__TASK DETAILS__.
Scan the data below for lines holding the word "size", and copy each line found.
---------- DATA FOR THIS TASK
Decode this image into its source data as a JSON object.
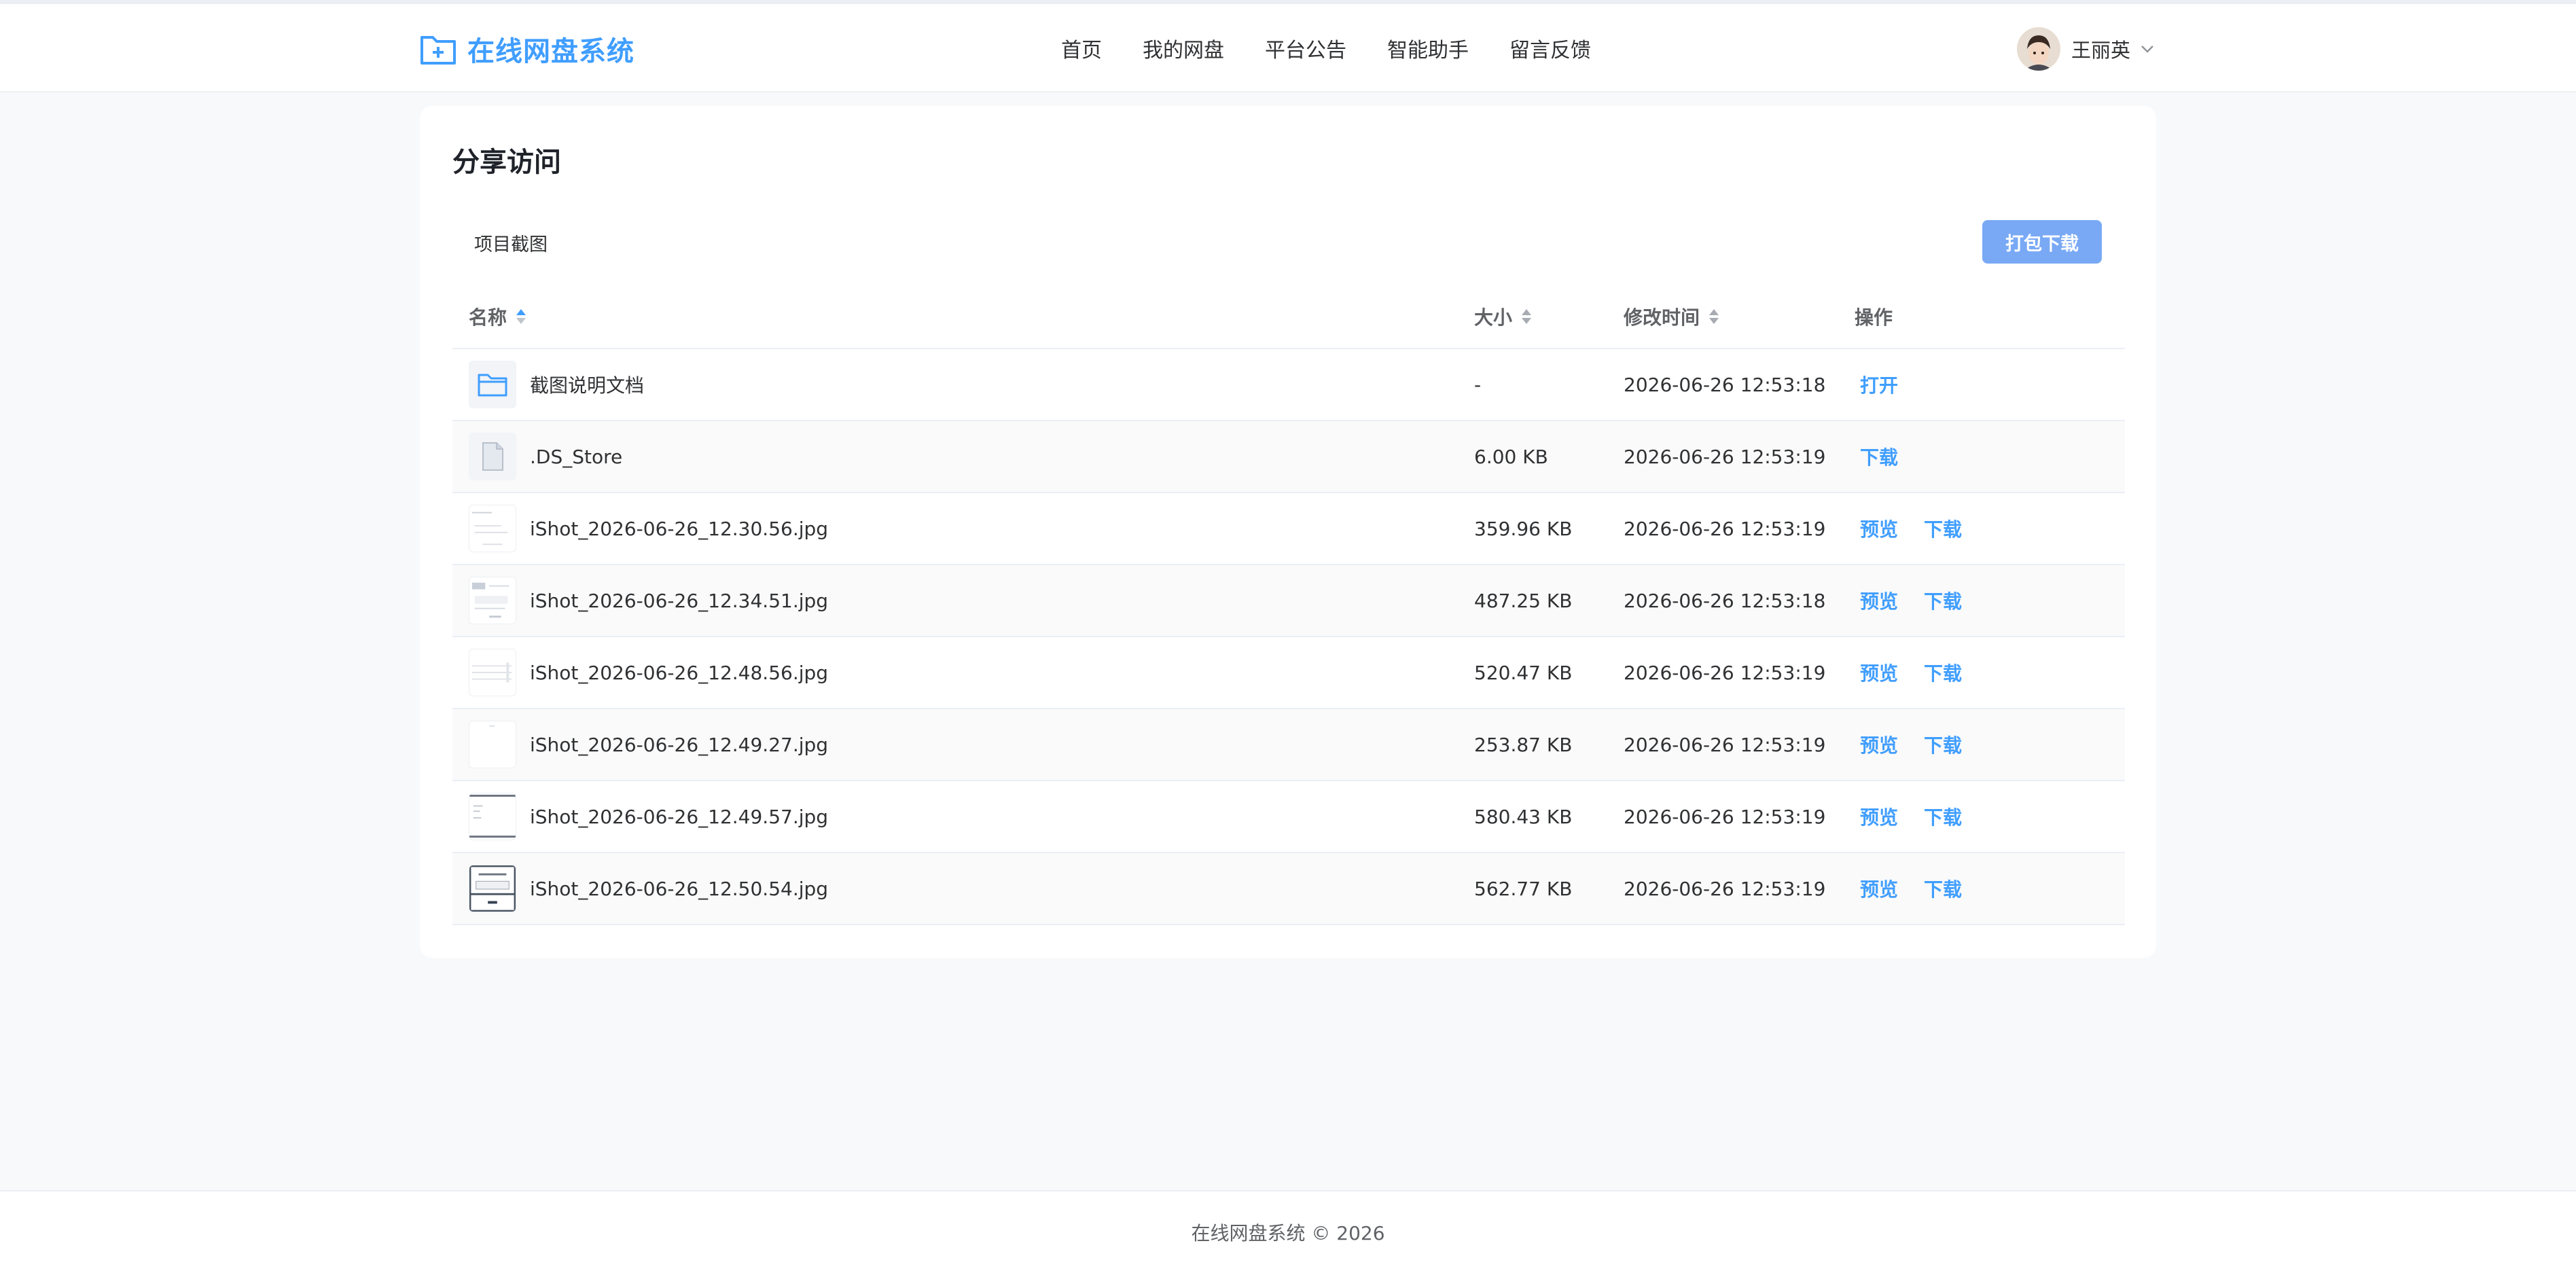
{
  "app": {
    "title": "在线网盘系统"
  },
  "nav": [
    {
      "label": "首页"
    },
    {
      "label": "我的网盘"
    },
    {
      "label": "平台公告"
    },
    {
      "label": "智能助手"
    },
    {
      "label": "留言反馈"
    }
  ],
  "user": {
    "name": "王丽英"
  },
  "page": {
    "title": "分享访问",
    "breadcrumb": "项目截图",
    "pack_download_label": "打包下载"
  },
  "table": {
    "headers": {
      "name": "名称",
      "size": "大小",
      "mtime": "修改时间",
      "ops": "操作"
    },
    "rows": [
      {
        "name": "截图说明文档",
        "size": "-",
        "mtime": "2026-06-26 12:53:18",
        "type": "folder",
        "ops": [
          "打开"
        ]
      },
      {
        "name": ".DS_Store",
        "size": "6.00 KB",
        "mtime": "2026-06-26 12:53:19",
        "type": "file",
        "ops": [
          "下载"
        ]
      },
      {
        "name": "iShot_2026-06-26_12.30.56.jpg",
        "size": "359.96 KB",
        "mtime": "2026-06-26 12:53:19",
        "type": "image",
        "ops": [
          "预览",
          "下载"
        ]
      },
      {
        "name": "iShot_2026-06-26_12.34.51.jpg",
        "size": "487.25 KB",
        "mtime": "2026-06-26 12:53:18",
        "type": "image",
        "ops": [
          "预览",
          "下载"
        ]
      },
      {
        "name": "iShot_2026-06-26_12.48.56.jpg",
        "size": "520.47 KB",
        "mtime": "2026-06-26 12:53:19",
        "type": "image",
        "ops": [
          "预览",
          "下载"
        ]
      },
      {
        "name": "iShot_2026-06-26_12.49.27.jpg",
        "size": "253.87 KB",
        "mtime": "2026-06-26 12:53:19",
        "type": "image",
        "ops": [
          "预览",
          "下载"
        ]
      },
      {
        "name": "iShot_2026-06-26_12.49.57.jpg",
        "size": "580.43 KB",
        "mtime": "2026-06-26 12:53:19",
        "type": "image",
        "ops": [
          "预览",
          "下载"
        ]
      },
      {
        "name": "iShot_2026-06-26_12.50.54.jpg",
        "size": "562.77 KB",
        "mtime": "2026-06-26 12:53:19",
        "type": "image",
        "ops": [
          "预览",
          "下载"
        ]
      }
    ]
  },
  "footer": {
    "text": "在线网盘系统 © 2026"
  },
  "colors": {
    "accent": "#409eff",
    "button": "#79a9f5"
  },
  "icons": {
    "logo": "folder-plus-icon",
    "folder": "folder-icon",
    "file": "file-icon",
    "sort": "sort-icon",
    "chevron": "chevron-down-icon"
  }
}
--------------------
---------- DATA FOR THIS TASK
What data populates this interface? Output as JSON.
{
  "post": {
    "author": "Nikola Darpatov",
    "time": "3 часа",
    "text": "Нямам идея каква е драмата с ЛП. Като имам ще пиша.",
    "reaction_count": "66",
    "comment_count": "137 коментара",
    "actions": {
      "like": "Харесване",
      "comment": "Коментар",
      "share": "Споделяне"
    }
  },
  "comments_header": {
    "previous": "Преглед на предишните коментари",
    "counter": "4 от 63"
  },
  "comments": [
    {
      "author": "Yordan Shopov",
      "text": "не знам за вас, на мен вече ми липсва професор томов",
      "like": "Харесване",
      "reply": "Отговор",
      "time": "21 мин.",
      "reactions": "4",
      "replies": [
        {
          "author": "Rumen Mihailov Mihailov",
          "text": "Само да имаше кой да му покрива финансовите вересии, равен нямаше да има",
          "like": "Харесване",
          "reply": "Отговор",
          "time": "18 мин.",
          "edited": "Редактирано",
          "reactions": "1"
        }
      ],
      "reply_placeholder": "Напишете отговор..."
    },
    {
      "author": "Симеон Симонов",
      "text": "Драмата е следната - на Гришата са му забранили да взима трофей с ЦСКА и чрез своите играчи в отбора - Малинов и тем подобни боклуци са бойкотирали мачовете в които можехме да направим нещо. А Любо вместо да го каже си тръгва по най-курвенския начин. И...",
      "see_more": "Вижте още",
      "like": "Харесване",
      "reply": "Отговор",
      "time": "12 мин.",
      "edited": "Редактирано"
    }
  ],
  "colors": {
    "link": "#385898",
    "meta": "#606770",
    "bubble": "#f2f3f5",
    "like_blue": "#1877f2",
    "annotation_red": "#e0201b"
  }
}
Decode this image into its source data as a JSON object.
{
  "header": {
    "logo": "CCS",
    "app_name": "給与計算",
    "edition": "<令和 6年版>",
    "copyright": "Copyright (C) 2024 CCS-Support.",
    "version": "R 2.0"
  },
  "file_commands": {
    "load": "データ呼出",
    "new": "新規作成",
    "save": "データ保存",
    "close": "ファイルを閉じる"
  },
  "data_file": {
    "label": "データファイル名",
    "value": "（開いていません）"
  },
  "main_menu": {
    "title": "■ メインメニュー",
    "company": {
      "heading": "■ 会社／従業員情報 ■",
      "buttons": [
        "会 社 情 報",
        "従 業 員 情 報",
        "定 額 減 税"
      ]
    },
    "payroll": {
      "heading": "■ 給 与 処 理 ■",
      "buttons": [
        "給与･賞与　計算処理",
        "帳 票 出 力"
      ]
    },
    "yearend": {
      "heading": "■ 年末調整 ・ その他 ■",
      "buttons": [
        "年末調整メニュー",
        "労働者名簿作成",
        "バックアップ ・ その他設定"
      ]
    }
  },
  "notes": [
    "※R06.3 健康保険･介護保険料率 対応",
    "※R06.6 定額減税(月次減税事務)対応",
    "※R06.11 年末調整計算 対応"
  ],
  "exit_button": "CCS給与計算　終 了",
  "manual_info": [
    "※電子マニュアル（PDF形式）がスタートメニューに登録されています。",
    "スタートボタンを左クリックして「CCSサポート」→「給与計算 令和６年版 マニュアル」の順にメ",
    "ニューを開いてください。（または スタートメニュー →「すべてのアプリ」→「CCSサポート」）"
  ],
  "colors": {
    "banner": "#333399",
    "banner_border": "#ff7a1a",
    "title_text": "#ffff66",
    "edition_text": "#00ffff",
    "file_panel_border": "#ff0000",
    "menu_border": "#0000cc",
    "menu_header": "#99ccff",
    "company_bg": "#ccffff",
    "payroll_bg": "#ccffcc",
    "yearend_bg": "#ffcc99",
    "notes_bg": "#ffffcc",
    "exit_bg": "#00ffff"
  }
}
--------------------
__RESPONSE AREA__.
      "size": "大小",
        "size": "-",
        "size": "6.00 KB",
        "size": "359.96 KB",
        "size": "487.25 KB",
        "size": "520.47 KB",
        "size": "253.87 KB",
        "size": "580.43 KB",
        "size": "562.77 KB",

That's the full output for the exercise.